◆ Task details
Check each line of the entries below for the string "Change" and state how many lines have it, with no other text.

Items from an interface collection
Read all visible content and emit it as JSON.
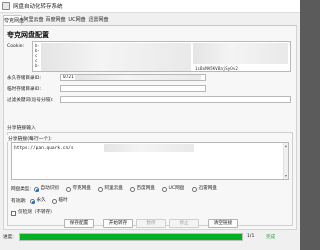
{
  "window": {
    "title": "网盘自动化转存系统"
  },
  "tabs": [
    {
      "label": "夸克网盘",
      "active": true
    },
    {
      "label": "阿里云盘",
      "active": false
    },
    {
      "label": "百度网盘",
      "active": false
    },
    {
      "label": "UC网盘",
      "active": false
    },
    {
      "label": "迅雷网盘",
      "active": false
    }
  ],
  "config": {
    "heading": "夸克网盘配置",
    "cookie_label": "Cookie:",
    "cookie_lines": [
      "b-",
      "b-",
      "c",
      "c",
      "b-"
    ],
    "cookie_tail": "1cBxMA5KV8ajSyOv2",
    "permanent_dir_label": "永久存储目录ID:",
    "permanent_dir_value": "0721",
    "temp_dir_label": "临时存储目录ID:",
    "temp_dir_value": "",
    "filter_label": "过滤关键词(逗号分隔):",
    "filter_value": ""
  },
  "share": {
    "section_title": "分享链接输入",
    "group_title": "分享链接(每行一个):",
    "text": "https://pan.quark.cn/s"
  },
  "disk_options": {
    "label": "网盘类型:",
    "options": [
      "自动识别",
      "夸克网盘",
      "阿里云盘",
      "百度网盘",
      "UC网盘",
      "迅雷网盘"
    ],
    "selected": "自动识别"
  },
  "validity": {
    "label": "有效期:",
    "options": [
      "永久",
      "临时"
    ],
    "selected": "永久"
  },
  "check_only": {
    "label": "仅检测（不转存）",
    "checked": false
  },
  "buttons": {
    "save": "保存配置",
    "start": "开始转存",
    "pause": "暂停",
    "stop": "停止",
    "clear": "清空链接"
  },
  "status": {
    "label": "进度:",
    "progress": 1.0,
    "progress_text": "1/1",
    "state": "完成",
    "bar_color": "#06b025",
    "state_color": "#2e9e3e"
  }
}
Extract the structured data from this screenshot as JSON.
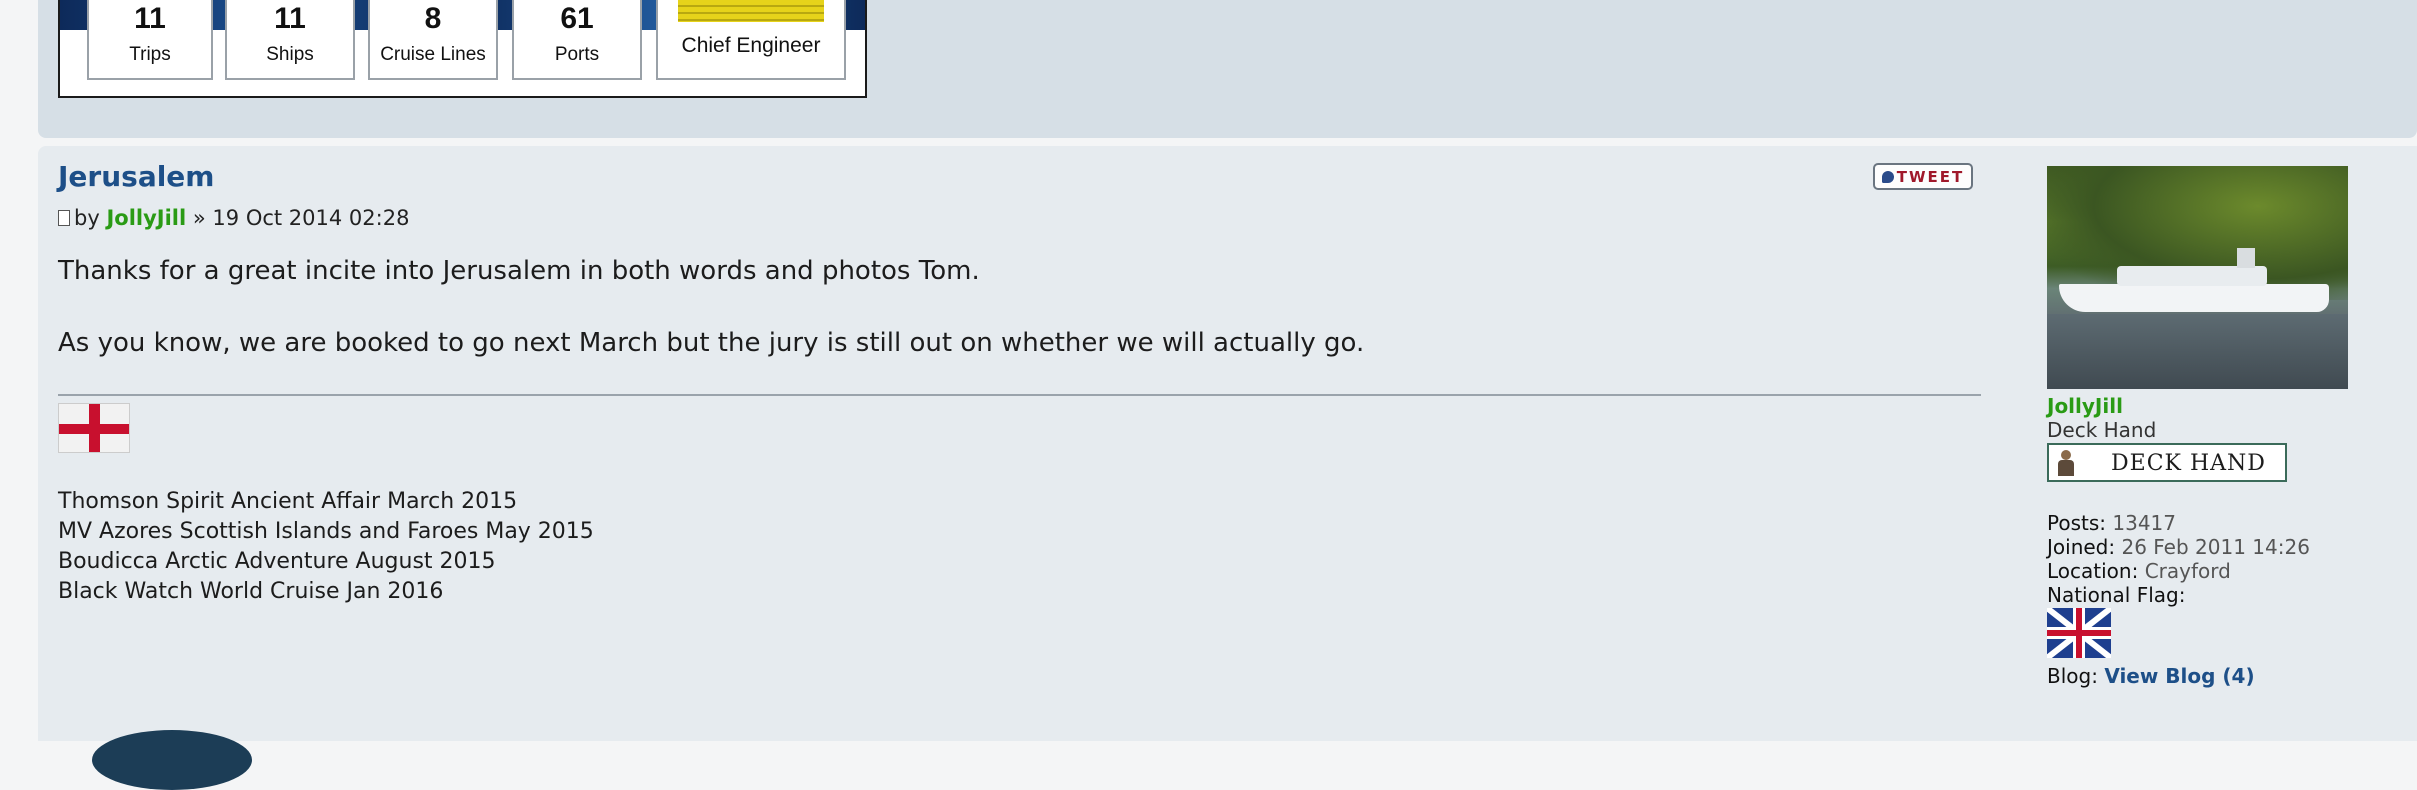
{
  "stats": [
    {
      "value": "11",
      "label": "Trips"
    },
    {
      "value": "11",
      "label": "Ships"
    },
    {
      "value": "8",
      "label": "Cruise Lines"
    },
    {
      "value": "61",
      "label": "Ports"
    }
  ],
  "rank_card_label": "Chief Engineer",
  "post": {
    "title": "Jerusalem",
    "by": "by",
    "author": "JollyJill",
    "date_sep": "»",
    "date": "19 Oct 2014 02:28",
    "tweet_label": "TWEET",
    "paragraphs": [
      "Thanks for a great incite into Jerusalem in both words and photos Tom.",
      "As you know, we are booked to go next March but the jury is still out on whether we will actually go."
    ],
    "signature": [
      "Thomson Spirit Ancient Affair March 2015",
      "MV Azores Scottish Islands and Faroes May 2015",
      "Boudicca Arctic Adventure August 2015",
      "Black Watch World Cruise Jan 2016"
    ]
  },
  "profile": {
    "username": "JollyJill",
    "rank": "Deck Hand",
    "rank_badge": "DECK HAND",
    "posts_label": "Posts:",
    "posts": "13417",
    "joined_label": "Joined:",
    "joined": "26 Feb 2011 14:26",
    "location_label": "Location:",
    "location": "Crayford",
    "flag_label": "National Flag:",
    "blog_label": "Blog:",
    "blog_link": "View Blog (4)"
  },
  "colors": {
    "title": "#1d4f88",
    "author": "#2a9b15",
    "panel": "#e6ebef"
  }
}
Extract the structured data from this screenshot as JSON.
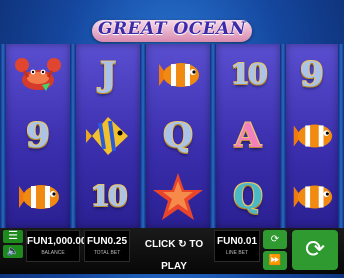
{
  "title": "GREAT OCEAN",
  "reels": [
    {
      "symbols": [
        "crab",
        "nine",
        "clownfish"
      ]
    },
    {
      "symbols": [
        "J",
        "angelfish",
        "ten"
      ]
    },
    {
      "symbols": [
        "clownfish",
        "Q",
        "starfish"
      ]
    },
    {
      "symbols": [
        "ten",
        "A",
        "Q"
      ]
    },
    {
      "symbols": [
        "nine",
        "clownfish",
        "clownfish"
      ]
    }
  ],
  "labels": {
    "nine": "9",
    "ten": "10",
    "J": "J",
    "Q": "Q",
    "A": "A"
  },
  "bottom": {
    "balance_value": "FUN1,000.00",
    "balance_label": "BALANCE",
    "total_bet_value": "FUN0.25",
    "total_bet_label": "TOTAL BET",
    "play_text": "CLICK",
    "play_text2": "TO PLAY",
    "line_bet_value": "FUN0.01",
    "line_bet_label": "LINE BET"
  },
  "icons": {
    "menu": "hamburger-menu-icon",
    "sound": "speaker-icon",
    "autoplay": "autoplay-icon",
    "turbo": "fast-forward-icon",
    "spin": "spin-arrow-icon"
  },
  "colors": {
    "ocean": "#15479f",
    "reel": "#4a3fc2",
    "button": "#2f9a2f"
  }
}
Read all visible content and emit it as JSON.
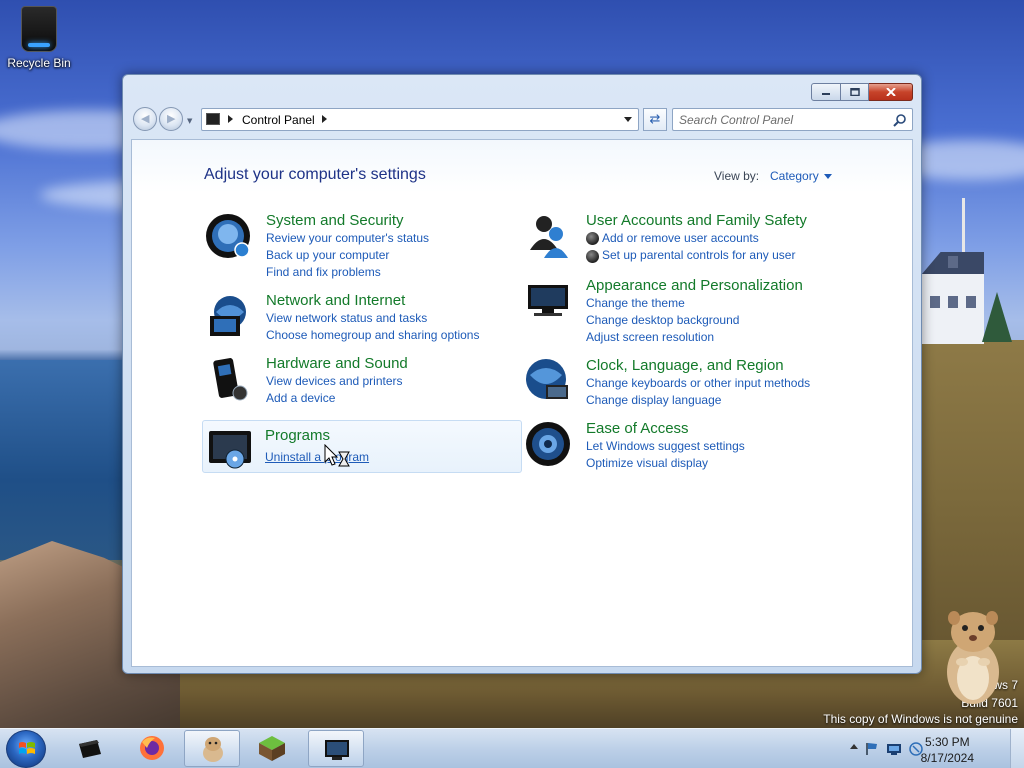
{
  "desktop": {
    "recycle_bin_label": "Recycle Bin",
    "watermark": {
      "line1": "ws 7",
      "line2": "Build 7601",
      "line3": "This copy of Windows is not genuine"
    }
  },
  "window": {
    "address": {
      "crumb": "Control Panel"
    },
    "search": {
      "placeholder": "Search Control Panel"
    },
    "page_title": "Adjust your computer's settings",
    "view_by": {
      "label": "View by:",
      "value": "Category"
    },
    "categories": [
      {
        "title": "System and Security",
        "icon": "system-security-icon",
        "links": [
          "Review your computer's status",
          "Back up your computer",
          "Find and fix problems"
        ]
      },
      {
        "title": "Network and Internet",
        "icon": "network-internet-icon",
        "links": [
          "View network status and tasks",
          "Choose homegroup and sharing options"
        ]
      },
      {
        "title": "Hardware and Sound",
        "icon": "hardware-sound-icon",
        "links": [
          "View devices and printers",
          "Add a device"
        ]
      },
      {
        "title": "Programs",
        "icon": "programs-icon",
        "links": [
          "Uninstall a program"
        ]
      },
      {
        "title": "User Accounts and Family Safety",
        "icon": "user-accounts-icon",
        "links": [
          "Add or remove user accounts",
          "Set up parental controls for any user"
        ]
      },
      {
        "title": "Appearance and Personalization",
        "icon": "appearance-icon",
        "links": [
          "Change the theme",
          "Change desktop background",
          "Adjust screen resolution"
        ]
      },
      {
        "title": "Clock, Language, and Region",
        "icon": "clock-language-icon",
        "links": [
          "Change keyboards or other input methods",
          "Change display language"
        ]
      },
      {
        "title": "Ease of Access",
        "icon": "ease-of-access-icon",
        "links": [
          "Let Windows suggest settings",
          "Optimize visual display"
        ]
      }
    ]
  },
  "taskbar": {
    "clock": {
      "time": "5:30 PM",
      "date": "8/17/2024"
    },
    "pinned": [
      "computer-icon",
      "firefox-icon",
      "hamster-app-icon",
      "minecraft-icon",
      "control-panel-icon"
    ]
  },
  "colors": {
    "category_title": "#137a2a",
    "link": "#1e5bb8",
    "heading": "#1e3287"
  }
}
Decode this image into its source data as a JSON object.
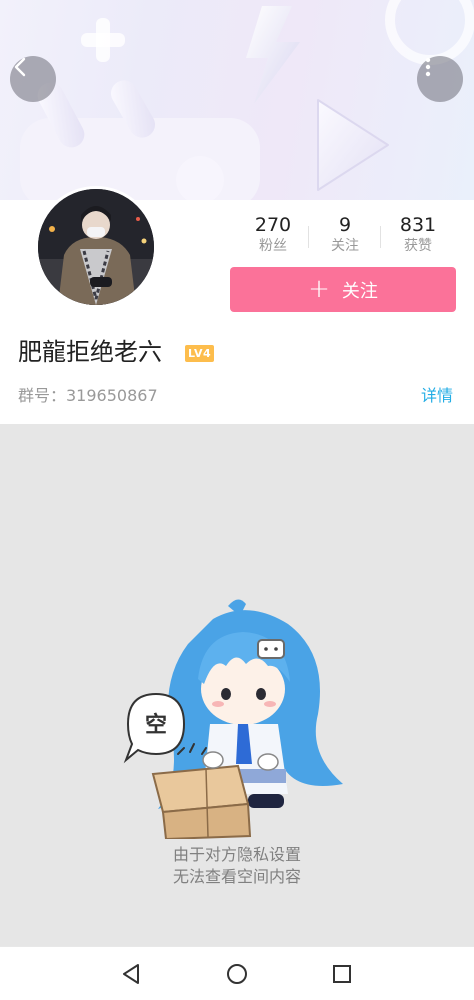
{
  "header": {
    "back_icon": "chevron-left-icon",
    "more_icon": "vertical-ellipsis-icon"
  },
  "profile": {
    "stats": [
      {
        "value": "270",
        "label": "粉丝"
      },
      {
        "value": "9",
        "label": "关注"
      },
      {
        "value": "831",
        "label": "获赞"
      }
    ],
    "follow_button": {
      "icon": "plus-icon",
      "icon_glyph": "+",
      "label": "关注"
    },
    "username": "肥龍拒绝老六",
    "level_badge": "LV4",
    "group_line": "群号：319650867",
    "details_link": "详情"
  },
  "empty_state": {
    "speech_bubble": "空",
    "line1": "由于对方隐私设置",
    "line2": "无法查看空间内容"
  },
  "colors": {
    "accent_pink": "#fb7299",
    "link_blue": "#23ade5",
    "level_badge": "#fdbd4c",
    "empty_bg": "#e6e6e6"
  },
  "navbar": {
    "icons": [
      "back-triangle-icon",
      "home-circle-icon",
      "recents-square-icon"
    ]
  }
}
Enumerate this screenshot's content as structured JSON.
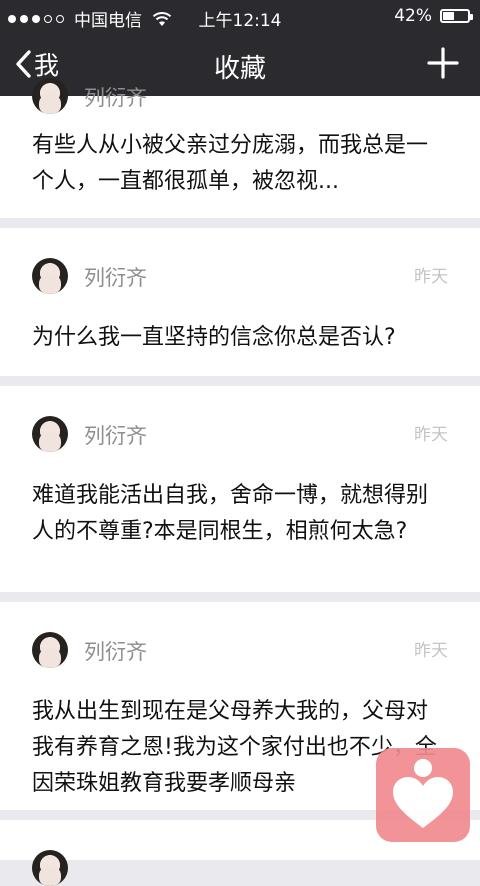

◆ Result below
4